Of the countries which participated in the Conferences of Parties, the majority still relies on expedient measures towards the environment than any rigorous state control. This includes Australia.
Government inaction, therefore, is the Australian climate activists’ most livid accusation against both the state and climate sceptics. From the anger that is currently seething across Australia, this might even seem to represent the entire country’s grievance.
Only it isn’t. Public resentment towards the government during the wildfire is not – or was not at first – due to its neglect of state policy but rather its delay in effecting exigent measures. Ironically, this context became apparent only in event of the fires.
If the conflagration should have produced something useful, it is in identifying a potential cause. This is the revelation that hazard-reduction burning had been woefully inadequate. Hazard reduction is an ancient practice inherited from Aboriginal tradition.
It aims to temper Australia’s bushfires by systematically pruning, burning off or clearing away vegetational overgrowth on the forest floor and bush during the colder winter months.
Although there are arguments as to its attainability, hazard reduction is a proven measure.
As with all organisms, grooming is necessary to nature. Man’s failing in this duty thus led to the accumulated fuel by which nature has so forcefully satisfied this necessity herself.
Predictably, climate sceptics have seized upon this revelation as proof that conservationist legislation, in thwarting or prohibiting hazard reduction, was the real cause of the fires.
Yet, as climate activists answered in their defence, there were few green laws of any consequence that had been passed (in nearly two decades of conservative government) to have made any such impact.
Indeed, some activists in local government actually implemented hazard reduction.
But if climate activists are not responsible for withholding the measure, and neither are climate sceptics, then who is?
It might not be evident to Australians themselves, but there appears to be a third protagonist in this narrative.
They are the individual landowner-farmers, who, though small in the size of their properties, are so numerous in number as to significantly determine what goes on in the Australian countryside – incidentally the very same countryside that is now aflame or in cinders.
The general outlook of these landowner-farmers is one of conservationism.
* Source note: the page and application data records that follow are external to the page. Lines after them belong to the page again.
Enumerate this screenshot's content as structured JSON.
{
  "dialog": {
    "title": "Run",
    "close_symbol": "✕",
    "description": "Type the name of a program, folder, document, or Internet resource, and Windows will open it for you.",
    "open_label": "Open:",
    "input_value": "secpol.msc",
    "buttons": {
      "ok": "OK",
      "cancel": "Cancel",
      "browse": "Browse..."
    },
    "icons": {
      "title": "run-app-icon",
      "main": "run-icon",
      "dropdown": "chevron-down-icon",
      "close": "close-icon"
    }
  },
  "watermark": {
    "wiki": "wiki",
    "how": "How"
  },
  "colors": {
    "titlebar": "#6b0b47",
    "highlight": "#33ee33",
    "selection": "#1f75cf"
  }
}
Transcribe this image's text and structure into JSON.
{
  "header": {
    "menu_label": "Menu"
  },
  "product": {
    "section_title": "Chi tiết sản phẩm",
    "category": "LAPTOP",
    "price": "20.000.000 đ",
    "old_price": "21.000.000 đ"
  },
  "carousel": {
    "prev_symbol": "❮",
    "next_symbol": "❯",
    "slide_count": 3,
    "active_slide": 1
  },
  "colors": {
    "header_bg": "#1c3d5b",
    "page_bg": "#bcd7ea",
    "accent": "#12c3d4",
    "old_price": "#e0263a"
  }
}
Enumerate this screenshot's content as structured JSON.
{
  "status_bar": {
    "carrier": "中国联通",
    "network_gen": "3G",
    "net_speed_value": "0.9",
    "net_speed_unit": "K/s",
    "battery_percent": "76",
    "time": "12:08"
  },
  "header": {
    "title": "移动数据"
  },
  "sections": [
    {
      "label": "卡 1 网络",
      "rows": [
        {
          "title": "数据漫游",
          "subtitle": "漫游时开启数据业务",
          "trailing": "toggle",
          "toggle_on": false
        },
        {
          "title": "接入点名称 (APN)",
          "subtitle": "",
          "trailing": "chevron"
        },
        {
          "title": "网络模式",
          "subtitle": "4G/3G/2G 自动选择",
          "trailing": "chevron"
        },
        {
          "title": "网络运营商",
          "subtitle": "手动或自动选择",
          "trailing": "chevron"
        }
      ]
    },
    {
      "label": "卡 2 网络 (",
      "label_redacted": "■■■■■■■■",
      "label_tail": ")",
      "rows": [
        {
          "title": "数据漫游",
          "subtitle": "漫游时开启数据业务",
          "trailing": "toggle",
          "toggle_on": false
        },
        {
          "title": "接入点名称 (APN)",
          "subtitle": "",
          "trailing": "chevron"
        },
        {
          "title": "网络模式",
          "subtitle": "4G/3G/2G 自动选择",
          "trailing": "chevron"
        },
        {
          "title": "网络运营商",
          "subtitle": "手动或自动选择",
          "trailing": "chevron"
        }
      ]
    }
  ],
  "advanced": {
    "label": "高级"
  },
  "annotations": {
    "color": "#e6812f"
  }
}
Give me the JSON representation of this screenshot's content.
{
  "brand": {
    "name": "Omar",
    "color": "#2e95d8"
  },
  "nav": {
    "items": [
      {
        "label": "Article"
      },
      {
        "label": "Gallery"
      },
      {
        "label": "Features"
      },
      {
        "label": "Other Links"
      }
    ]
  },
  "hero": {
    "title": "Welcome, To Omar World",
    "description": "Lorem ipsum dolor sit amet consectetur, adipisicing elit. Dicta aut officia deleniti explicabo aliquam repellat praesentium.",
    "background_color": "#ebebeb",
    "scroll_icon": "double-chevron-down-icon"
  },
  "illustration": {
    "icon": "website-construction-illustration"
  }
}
Like the climate activists, they believe that man caused climate change.
But they seem to disagree (with the sceptics) that man should adapt to the changing climate or (with the activists) change his ways of existence.
Instead, they tend to pursue the absolute conservation of nature, even in times of drought – so much so that they seem to be hoping instead to reverse the changing climate rather than change with it, hence the recanting of cold burning, pruning, clearing or modification of any kind of any part of nature, and indeed of their architectural and communal heritage in the Australian countryside.
This attitude is neither heretical nor eccentric. It is natural to a fiercely independent constituency that over time had grown attached to the land and planted on its soil generations of families.
In a sense, the Australian grazier is not very different from the 18th century British pastoralist, fearing the demise of the ancient harmony between man and nature, and longing for a return to a past rural idyll.
Faced with the destruction of his world, he looks to government in desperation but finds it unresponsive as it mistook his anxiety for the clamour of the activists. When government eventually took action on the ground, much was already lost to the fires.
Like the Aboriginal way of life before it, the grazier’s way of life will never be the same again. This, I think, is the wildfire’s real human cost, one as tragic and painful as its obliteration of wildlife.
But as with the Aborigines and the forests, life moves on. Nature regenerates, and so will man. The Australian character in the countryside will renew itself. Perhaps in doing so, the climate activists might finally reconcile with the climate sceptics.